Livingston says that after hundreds of years of slavery, and nearly a hundred more of segregation, the United States has only had about half a century of affirmative action — and meanwhile the Southern Strategy has been winning Presidencies and Justices for the conservative and reactionary movements. Taking the long view, we see that not nearly enough has been done to remedy the injuries of racism in this country. Livingston referenced the facts that Black Americans still suffer major discrepancies compared to white Americans in areas like life expectancy, college attendance, and income per capita.
In her dissent in defense of affirmative action, Justice Ketanji Brown Jackson noted the same: “Gulf-sized race-based gaps exist with respect to the health, wealth, and well-being of American citizens. They were created in the distant past, but have indisputably been passed down to the present day through the generations.”
How can the Court’s conservatives take the stance that systemic discrimination is entirely a thing of the past, given the overwhelming information otherwise?
“For them, the information is not overwhelming,” Livingston answered. “For them, the information is anecdotal, and non-pervasive.”
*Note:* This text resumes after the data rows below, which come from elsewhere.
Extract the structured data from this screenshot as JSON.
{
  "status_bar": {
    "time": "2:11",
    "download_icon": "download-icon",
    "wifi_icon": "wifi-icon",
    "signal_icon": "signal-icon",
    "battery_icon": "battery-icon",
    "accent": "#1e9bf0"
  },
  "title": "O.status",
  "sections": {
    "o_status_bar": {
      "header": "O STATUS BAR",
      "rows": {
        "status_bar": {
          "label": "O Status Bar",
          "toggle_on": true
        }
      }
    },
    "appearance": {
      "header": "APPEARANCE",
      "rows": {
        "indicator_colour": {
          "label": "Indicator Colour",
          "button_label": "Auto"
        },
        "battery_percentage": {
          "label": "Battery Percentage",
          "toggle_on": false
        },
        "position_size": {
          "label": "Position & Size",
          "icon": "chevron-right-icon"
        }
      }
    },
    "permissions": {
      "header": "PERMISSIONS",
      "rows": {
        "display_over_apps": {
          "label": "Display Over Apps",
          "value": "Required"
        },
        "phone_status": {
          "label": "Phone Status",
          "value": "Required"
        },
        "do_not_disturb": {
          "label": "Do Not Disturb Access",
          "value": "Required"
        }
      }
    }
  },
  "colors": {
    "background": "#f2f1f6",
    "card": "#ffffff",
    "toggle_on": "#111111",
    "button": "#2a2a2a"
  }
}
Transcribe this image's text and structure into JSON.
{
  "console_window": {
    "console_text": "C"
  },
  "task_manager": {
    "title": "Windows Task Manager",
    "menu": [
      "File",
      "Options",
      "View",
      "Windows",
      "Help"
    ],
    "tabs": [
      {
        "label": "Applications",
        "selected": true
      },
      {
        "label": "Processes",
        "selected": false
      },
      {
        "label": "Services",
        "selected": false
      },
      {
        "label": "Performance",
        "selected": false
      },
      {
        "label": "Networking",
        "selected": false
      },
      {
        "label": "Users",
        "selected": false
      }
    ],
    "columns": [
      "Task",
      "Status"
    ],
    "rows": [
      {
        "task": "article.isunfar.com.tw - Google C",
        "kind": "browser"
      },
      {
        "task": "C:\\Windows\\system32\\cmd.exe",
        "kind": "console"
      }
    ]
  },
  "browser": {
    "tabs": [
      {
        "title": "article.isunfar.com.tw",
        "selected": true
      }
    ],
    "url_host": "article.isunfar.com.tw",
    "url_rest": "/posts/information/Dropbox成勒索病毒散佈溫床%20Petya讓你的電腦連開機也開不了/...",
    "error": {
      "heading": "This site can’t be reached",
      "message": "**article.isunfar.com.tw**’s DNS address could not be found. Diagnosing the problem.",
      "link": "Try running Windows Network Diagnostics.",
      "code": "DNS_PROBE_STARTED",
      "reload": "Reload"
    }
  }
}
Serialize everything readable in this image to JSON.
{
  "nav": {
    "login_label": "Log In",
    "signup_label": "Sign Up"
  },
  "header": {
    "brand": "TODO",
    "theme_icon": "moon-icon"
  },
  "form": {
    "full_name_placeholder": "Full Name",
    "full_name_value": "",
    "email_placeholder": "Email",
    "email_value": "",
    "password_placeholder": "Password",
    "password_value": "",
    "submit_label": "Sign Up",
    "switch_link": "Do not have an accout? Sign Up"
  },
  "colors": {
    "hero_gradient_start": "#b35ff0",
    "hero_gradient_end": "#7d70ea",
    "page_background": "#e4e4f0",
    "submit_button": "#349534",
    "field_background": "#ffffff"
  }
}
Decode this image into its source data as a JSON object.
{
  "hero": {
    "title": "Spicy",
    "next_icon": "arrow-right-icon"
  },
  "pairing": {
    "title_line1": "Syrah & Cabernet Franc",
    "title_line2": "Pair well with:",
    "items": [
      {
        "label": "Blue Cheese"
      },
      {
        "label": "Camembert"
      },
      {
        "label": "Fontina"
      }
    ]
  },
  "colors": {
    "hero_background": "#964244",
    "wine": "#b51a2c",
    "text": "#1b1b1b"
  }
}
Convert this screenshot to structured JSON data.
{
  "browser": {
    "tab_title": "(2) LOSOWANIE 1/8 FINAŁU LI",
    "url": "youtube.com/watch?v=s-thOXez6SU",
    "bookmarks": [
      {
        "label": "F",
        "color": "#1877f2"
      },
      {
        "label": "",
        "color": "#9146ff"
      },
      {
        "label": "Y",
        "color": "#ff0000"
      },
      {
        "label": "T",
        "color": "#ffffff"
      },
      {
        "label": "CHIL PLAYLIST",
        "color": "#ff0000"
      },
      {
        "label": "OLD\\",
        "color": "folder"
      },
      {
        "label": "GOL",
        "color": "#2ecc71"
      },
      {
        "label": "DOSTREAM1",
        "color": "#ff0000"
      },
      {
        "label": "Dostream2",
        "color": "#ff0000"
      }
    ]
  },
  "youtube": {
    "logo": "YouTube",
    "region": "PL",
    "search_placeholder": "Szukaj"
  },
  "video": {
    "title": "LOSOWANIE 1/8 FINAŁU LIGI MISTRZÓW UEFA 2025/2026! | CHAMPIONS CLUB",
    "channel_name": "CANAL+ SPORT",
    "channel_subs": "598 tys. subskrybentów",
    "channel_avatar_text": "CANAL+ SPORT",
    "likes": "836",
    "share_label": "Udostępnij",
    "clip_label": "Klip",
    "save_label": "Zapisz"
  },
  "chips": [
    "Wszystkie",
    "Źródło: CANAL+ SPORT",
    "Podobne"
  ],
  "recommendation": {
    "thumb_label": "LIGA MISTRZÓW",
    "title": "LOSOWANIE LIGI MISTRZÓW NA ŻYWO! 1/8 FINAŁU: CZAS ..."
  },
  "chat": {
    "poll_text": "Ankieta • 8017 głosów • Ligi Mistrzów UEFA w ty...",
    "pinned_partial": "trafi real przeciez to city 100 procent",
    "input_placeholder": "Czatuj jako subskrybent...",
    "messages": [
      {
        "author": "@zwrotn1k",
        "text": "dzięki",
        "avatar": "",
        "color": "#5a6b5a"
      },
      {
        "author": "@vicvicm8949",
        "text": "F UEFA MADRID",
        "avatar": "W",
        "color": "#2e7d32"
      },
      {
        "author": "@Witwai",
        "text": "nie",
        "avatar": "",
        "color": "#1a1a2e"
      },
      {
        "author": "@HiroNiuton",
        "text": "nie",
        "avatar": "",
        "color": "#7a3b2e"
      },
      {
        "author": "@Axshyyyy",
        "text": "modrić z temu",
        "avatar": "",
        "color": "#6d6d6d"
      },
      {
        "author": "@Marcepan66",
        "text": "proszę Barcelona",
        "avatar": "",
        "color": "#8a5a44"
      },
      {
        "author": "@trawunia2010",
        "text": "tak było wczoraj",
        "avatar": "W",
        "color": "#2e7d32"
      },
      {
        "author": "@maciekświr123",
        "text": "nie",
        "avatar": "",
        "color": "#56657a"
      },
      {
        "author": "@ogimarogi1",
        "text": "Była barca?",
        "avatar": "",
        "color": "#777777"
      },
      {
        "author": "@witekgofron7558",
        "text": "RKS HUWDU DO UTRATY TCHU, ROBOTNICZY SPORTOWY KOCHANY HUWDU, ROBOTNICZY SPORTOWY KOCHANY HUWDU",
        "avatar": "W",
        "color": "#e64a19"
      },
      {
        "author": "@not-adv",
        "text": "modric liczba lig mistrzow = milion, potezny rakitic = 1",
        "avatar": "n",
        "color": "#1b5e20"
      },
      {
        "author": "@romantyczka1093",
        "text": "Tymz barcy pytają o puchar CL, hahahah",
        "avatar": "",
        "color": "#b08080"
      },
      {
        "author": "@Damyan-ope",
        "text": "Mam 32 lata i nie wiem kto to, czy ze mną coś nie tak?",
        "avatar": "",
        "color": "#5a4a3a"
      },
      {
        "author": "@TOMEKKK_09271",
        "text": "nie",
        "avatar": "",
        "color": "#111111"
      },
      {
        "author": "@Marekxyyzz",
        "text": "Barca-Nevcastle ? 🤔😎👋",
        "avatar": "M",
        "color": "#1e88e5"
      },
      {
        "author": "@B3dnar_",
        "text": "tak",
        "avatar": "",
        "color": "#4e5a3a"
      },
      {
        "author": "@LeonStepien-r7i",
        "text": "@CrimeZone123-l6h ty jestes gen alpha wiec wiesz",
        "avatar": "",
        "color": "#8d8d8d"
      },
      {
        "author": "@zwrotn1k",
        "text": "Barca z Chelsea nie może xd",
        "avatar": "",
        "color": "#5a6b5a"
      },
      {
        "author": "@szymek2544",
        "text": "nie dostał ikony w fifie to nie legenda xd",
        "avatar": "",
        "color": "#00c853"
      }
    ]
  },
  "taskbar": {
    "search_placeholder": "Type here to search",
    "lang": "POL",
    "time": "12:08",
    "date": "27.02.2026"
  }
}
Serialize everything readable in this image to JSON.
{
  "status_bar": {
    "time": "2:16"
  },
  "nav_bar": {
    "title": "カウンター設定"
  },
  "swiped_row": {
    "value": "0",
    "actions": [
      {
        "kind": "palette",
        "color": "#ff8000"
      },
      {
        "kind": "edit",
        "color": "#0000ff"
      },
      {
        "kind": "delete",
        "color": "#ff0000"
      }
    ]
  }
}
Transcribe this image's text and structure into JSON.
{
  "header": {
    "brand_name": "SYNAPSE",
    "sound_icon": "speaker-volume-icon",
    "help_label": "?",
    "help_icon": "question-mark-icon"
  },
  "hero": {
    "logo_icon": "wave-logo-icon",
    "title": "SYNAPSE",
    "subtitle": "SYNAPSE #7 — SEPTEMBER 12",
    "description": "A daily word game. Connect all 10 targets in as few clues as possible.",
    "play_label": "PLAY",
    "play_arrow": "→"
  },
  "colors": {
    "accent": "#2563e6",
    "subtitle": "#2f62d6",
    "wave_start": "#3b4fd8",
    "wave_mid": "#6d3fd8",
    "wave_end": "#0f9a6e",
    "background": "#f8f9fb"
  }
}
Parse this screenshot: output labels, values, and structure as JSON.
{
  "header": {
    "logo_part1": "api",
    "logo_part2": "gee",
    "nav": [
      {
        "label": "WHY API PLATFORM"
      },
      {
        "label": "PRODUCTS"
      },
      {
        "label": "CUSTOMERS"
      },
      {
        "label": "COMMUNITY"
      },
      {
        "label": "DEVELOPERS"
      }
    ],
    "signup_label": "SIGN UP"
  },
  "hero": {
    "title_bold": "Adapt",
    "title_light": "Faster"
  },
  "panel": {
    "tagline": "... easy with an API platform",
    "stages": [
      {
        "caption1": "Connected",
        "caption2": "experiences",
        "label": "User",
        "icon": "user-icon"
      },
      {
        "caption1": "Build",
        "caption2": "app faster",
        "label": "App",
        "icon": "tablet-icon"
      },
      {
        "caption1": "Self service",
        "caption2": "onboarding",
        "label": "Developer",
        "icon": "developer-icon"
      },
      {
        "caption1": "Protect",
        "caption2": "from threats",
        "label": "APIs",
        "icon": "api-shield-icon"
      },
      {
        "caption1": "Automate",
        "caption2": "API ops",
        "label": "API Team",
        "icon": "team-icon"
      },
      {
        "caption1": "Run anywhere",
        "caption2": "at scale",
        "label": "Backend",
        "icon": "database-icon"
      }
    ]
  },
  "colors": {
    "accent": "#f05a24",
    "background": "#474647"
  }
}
In their rush to individualize, and declare, by fiat, that our society is colorblind, Justice Thomas and others are intent on moving on from race — even if the country hasn’t earned it yet. In his concurring opinion on ending affirmative action, Thomas wrote that he considered his perspective to be “an originalist defense of the colorblind Constitution.”
Livingston says we should redefine that word, too.
“Colorblind should mean color-fair. It should mean a true society based on equal opportunity. The program you’re going after is the very program that will provide a more ‘colorblind’ society,” he said.
Facing these racial realities, Livingston argued, is fundamental to healing. “These things tear at the fabric of who we are, at our authenticity. The system itself is missing the authenticity that it needs, so people can believe in the government, and believe it’s working for them.”
Conservatives have successfully slowed down progress, Livingston observed, so that today African Americans are in a similar position as they were 50 years ago. The Southern Strategy has worked.
But how can we fight back?
“There are things students can do. We can raise our level of advocacy,” Livingston says. “Go look at the discrimination, and go look at the remedy, and see if it’s proportional.”
“It starts with definitions,” he continued. “Sometimes you have to raise the level of education to make the case in the public.”
The best information on the Southern Strategy, according to Livingston, can be found in a 2019 book by Angie Maxwell and Todd Shields, titled, “The Long Southern Strategy: How Chasing White Voters in the South Changed American Politics.” He mentioned they include women’s rights, and sexism, as part of their framework.
As for navigating the landscape of the Court’s recent decision, Livingston encouraged students to not give up. “We have to go to experts to ask, ‘Where are the openings in the Court’s own language to help us save affirmative action? Or at least provide programming [to benefit] different people?’”
For example, even with the current decision, specific programs could still be implemented to remedy specific wrongs. Livingston reasoned that “if you can prove discrimination, [you can] tie a program to that evidence. Washington State has some disparity studies that could be the basis of that.”
In fact, there is a case to be made about current discrimination, nationwide, Livingston says.
As Justice Jackson wrote, “Deeming race irrelevant in law does not make it so in life.”
Beyond education and advocacy, every election we face has tremendous consequences — especially now — and our participation matters. “We need two new Justices,” Livingston declared. “It is quite likely that two Justices may be opened up [in the next decade]. So this is a time for voting.”